◆ What is required
The word "into" may appear in lines of the data; say how many such lines there are, with nothing beyond the number.

◆ Provided records
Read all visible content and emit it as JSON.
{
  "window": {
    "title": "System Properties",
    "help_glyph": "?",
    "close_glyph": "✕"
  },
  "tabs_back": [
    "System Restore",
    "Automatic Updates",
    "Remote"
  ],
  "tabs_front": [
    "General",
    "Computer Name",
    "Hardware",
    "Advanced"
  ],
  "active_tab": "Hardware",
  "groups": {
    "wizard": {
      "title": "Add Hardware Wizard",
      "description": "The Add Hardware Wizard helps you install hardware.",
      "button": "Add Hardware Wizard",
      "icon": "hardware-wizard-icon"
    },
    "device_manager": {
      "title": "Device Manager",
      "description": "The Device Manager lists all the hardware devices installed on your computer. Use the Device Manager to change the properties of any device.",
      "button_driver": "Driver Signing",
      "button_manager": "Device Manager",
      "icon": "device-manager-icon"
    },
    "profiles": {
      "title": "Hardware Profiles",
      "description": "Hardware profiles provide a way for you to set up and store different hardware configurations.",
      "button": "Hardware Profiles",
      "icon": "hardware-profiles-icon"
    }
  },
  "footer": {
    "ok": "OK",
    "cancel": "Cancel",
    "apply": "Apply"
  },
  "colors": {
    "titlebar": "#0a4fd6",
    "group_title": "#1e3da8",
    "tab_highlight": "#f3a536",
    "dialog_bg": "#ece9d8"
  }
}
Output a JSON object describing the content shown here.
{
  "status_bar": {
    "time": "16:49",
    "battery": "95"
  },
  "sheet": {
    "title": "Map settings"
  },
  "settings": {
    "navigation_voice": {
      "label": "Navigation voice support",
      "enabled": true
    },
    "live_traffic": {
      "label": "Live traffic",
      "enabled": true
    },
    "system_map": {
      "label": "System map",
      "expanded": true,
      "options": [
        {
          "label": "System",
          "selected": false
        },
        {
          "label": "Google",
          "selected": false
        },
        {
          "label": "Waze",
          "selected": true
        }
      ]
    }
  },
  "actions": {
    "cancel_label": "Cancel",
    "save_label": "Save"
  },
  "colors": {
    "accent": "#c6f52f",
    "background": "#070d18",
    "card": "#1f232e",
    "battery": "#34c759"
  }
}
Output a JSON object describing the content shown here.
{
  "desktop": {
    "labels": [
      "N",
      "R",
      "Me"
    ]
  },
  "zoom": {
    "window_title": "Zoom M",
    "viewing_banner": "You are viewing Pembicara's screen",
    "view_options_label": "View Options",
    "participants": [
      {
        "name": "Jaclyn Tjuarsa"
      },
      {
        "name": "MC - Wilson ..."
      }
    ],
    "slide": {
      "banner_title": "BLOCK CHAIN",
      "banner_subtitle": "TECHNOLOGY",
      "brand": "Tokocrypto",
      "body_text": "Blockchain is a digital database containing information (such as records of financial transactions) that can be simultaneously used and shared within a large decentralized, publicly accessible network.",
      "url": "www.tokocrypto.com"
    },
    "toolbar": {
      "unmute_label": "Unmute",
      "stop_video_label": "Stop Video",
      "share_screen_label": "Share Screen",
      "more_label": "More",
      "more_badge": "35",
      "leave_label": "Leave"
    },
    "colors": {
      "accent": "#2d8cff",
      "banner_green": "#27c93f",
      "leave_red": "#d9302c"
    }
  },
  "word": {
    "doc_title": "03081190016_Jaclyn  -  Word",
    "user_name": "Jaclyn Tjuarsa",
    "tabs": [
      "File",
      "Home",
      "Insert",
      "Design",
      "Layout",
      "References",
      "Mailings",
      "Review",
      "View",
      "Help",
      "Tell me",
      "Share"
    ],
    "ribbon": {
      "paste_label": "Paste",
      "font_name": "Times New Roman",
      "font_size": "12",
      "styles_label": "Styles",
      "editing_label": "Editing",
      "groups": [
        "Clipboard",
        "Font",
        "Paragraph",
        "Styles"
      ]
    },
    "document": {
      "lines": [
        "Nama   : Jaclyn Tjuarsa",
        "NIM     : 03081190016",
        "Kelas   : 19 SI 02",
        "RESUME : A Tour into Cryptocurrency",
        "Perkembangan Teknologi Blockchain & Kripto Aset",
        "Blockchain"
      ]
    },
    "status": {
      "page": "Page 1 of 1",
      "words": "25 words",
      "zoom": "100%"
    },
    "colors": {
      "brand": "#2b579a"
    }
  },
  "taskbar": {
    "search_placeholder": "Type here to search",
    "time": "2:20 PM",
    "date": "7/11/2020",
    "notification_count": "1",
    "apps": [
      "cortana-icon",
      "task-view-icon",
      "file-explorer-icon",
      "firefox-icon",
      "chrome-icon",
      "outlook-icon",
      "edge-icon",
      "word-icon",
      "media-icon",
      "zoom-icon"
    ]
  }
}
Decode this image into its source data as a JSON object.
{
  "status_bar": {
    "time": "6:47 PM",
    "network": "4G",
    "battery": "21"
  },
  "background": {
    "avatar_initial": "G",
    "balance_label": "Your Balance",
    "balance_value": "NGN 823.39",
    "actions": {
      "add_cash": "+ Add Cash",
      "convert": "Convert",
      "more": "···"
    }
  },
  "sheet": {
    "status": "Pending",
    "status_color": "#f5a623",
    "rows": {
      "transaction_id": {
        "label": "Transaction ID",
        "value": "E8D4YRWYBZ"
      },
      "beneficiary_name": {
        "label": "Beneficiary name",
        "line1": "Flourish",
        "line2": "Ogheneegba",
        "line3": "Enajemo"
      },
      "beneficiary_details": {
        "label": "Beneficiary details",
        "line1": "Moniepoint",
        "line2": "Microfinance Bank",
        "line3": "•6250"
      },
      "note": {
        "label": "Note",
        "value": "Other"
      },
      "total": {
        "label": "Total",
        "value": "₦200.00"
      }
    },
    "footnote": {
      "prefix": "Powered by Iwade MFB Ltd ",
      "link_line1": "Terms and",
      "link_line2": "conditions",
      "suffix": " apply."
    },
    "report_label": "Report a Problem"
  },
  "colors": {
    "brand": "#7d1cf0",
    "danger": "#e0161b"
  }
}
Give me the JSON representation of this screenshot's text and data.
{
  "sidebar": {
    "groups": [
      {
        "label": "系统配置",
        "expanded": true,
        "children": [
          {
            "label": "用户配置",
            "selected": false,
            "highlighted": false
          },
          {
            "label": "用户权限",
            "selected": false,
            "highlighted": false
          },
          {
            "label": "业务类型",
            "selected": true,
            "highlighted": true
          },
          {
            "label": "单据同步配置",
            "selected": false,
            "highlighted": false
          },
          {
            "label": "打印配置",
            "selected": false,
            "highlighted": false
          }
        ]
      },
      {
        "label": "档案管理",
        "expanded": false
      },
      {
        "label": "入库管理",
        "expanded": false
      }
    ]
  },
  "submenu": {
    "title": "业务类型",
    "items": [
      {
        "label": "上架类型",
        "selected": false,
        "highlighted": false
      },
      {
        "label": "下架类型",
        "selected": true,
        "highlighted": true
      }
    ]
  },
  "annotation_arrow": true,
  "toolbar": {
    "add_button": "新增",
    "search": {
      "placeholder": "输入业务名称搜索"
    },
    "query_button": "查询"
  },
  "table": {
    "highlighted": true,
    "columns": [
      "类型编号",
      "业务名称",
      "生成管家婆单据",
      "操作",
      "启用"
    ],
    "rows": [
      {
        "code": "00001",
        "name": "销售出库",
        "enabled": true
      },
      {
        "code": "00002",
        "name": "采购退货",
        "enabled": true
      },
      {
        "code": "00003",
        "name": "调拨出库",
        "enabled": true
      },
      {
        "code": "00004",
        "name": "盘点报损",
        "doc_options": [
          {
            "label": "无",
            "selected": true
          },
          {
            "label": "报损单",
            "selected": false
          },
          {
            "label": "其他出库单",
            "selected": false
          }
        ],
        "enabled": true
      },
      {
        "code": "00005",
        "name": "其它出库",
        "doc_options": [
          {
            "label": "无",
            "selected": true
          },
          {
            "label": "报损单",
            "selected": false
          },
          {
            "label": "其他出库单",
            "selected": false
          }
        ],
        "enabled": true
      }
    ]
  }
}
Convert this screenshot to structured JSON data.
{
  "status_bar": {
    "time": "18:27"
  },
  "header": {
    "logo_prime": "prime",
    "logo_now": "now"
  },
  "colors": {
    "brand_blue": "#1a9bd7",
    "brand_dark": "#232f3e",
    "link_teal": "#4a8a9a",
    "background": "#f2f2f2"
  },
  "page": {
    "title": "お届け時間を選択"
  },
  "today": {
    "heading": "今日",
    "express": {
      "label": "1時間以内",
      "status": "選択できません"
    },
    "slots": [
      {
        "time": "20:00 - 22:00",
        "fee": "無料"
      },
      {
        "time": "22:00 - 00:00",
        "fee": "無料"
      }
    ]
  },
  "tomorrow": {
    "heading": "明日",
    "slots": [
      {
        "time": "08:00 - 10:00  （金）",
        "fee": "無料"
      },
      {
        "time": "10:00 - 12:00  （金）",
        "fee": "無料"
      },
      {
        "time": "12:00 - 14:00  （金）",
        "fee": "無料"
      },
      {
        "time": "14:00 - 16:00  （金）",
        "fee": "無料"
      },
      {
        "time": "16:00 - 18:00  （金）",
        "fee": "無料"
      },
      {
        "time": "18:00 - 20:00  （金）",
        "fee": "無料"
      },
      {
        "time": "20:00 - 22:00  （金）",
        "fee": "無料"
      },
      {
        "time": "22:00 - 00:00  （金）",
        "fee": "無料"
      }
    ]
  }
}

◆ Answer to this problem
2